[Exercise instructions]
Within the listing below, please show every line carrying the string "from".

[Records for the task]
------------------------------

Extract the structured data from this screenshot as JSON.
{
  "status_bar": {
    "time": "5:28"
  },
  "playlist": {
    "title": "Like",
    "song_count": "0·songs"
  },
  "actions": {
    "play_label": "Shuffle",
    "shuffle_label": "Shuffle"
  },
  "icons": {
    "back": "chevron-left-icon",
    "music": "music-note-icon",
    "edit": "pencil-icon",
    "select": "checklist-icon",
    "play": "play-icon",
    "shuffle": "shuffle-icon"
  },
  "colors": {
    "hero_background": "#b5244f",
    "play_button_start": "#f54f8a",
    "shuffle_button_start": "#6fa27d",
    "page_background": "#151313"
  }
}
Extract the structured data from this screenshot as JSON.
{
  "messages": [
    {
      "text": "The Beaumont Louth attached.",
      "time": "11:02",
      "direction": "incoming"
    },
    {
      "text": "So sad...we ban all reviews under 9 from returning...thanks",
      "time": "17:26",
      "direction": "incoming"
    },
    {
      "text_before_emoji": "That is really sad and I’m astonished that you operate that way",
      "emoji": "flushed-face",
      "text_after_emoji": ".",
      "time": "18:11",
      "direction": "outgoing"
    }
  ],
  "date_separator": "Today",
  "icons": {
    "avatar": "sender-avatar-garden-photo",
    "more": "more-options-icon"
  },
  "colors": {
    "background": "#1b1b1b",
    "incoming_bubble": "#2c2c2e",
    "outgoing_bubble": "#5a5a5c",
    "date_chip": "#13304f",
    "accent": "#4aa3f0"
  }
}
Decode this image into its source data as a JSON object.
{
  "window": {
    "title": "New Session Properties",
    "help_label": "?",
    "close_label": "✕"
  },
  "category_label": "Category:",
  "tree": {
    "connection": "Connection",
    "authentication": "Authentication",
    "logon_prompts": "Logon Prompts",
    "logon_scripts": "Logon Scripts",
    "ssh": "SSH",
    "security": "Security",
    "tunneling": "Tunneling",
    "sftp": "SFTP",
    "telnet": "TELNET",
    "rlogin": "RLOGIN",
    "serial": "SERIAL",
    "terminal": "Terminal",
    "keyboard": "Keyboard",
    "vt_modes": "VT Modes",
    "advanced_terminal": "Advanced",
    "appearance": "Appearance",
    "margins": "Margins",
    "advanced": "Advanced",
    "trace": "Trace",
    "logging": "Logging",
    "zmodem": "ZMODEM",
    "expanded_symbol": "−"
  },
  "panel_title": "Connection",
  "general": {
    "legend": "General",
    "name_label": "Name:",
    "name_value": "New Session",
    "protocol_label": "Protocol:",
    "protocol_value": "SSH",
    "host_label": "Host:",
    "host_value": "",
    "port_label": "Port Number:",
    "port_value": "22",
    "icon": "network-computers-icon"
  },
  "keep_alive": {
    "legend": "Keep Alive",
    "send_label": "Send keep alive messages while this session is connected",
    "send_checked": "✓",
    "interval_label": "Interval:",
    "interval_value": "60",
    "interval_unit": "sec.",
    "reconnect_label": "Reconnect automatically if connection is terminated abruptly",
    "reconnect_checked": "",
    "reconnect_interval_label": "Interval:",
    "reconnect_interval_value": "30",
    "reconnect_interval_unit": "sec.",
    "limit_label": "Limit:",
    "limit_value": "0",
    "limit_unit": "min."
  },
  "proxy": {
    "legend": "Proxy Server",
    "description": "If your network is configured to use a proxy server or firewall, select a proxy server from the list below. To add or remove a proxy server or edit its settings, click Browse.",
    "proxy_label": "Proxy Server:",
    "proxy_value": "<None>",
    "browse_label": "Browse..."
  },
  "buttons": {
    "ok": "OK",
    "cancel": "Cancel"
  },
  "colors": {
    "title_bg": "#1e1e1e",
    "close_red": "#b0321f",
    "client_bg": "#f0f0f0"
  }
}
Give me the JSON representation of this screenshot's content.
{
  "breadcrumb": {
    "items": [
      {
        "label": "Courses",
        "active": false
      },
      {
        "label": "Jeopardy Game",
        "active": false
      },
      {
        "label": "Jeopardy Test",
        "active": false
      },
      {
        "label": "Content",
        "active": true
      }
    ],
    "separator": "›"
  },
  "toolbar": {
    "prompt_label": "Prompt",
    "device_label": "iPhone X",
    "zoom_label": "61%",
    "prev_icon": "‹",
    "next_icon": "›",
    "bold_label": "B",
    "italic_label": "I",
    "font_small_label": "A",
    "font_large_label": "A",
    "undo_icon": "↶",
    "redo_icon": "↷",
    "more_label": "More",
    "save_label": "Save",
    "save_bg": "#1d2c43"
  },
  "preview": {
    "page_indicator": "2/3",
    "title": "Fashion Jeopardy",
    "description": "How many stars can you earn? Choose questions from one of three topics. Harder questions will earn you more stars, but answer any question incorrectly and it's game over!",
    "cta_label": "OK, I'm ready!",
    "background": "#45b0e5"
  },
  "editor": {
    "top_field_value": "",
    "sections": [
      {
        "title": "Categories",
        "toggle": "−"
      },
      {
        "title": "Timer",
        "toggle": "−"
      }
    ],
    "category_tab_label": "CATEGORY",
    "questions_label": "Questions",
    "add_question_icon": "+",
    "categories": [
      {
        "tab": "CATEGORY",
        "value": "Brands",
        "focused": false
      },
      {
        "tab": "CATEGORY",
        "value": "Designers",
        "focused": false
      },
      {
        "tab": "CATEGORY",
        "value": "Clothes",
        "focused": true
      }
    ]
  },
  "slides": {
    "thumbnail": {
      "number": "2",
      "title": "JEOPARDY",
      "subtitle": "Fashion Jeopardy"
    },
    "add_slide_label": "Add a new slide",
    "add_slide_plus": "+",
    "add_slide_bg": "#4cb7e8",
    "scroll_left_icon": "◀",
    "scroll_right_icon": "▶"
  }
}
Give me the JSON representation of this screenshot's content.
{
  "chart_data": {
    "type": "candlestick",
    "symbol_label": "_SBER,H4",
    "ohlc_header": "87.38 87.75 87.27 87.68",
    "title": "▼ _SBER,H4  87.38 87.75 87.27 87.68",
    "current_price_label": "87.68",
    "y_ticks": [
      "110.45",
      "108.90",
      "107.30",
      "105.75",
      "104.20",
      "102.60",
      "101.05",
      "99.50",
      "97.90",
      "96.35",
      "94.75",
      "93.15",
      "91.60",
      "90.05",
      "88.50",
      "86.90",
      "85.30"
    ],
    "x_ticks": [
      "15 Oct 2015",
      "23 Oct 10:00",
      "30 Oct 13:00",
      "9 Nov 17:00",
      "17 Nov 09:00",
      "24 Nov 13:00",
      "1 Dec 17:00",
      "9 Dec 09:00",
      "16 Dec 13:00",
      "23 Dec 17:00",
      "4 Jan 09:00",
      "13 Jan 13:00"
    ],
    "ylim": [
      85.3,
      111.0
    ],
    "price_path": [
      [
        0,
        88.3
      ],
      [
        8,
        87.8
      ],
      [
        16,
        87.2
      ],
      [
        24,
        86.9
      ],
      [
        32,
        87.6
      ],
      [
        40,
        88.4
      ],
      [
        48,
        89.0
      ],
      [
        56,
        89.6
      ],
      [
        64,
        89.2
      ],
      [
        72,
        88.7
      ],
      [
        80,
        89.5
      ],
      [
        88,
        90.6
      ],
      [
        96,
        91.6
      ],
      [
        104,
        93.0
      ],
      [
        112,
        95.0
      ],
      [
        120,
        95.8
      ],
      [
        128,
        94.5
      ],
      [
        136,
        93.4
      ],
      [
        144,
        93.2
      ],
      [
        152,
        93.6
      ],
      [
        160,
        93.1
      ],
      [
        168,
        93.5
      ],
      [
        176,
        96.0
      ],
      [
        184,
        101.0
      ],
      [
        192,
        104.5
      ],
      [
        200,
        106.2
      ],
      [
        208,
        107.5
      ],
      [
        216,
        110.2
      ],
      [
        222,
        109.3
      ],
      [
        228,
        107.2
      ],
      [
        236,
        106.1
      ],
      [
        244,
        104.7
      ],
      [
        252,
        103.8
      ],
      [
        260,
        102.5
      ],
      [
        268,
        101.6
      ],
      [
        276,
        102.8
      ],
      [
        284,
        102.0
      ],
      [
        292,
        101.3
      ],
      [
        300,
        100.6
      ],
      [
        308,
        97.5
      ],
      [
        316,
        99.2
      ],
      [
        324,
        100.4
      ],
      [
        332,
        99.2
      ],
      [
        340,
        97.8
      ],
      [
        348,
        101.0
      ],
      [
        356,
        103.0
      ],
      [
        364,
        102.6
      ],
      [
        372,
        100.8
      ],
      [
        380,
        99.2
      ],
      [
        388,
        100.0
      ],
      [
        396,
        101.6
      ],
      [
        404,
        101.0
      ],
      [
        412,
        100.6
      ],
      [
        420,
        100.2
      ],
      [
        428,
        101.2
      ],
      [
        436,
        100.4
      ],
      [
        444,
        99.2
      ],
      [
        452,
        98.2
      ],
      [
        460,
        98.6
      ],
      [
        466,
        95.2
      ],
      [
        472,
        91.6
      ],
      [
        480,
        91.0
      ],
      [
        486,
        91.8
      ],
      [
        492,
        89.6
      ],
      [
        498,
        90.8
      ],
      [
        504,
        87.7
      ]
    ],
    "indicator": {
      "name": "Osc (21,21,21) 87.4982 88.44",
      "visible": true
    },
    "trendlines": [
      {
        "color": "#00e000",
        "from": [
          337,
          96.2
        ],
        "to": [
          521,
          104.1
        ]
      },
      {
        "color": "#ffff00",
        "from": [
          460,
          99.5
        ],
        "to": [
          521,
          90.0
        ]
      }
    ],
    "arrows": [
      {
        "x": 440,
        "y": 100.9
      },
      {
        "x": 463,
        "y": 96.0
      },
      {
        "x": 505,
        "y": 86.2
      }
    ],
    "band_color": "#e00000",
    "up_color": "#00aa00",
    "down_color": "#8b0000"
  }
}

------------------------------

[Reply]
Extract the structured data from this screenshot as JSON.
Extract the structured data from this screenshot as JSON.
      "text": "So sad...we ban all reviews under 9 from returning...thanks",
    "description": "If your network is configured to use a proxy server or firewall, select a proxy server from the list below. To add or remove a proxy server or edit its settings, click Browse.",
    "description": "How many stars can you earn? Choose questions from one of three topics. Harder questions will earn you more stars, but answer any question incorrectly and it's game over!",
        "from": [
        "from": [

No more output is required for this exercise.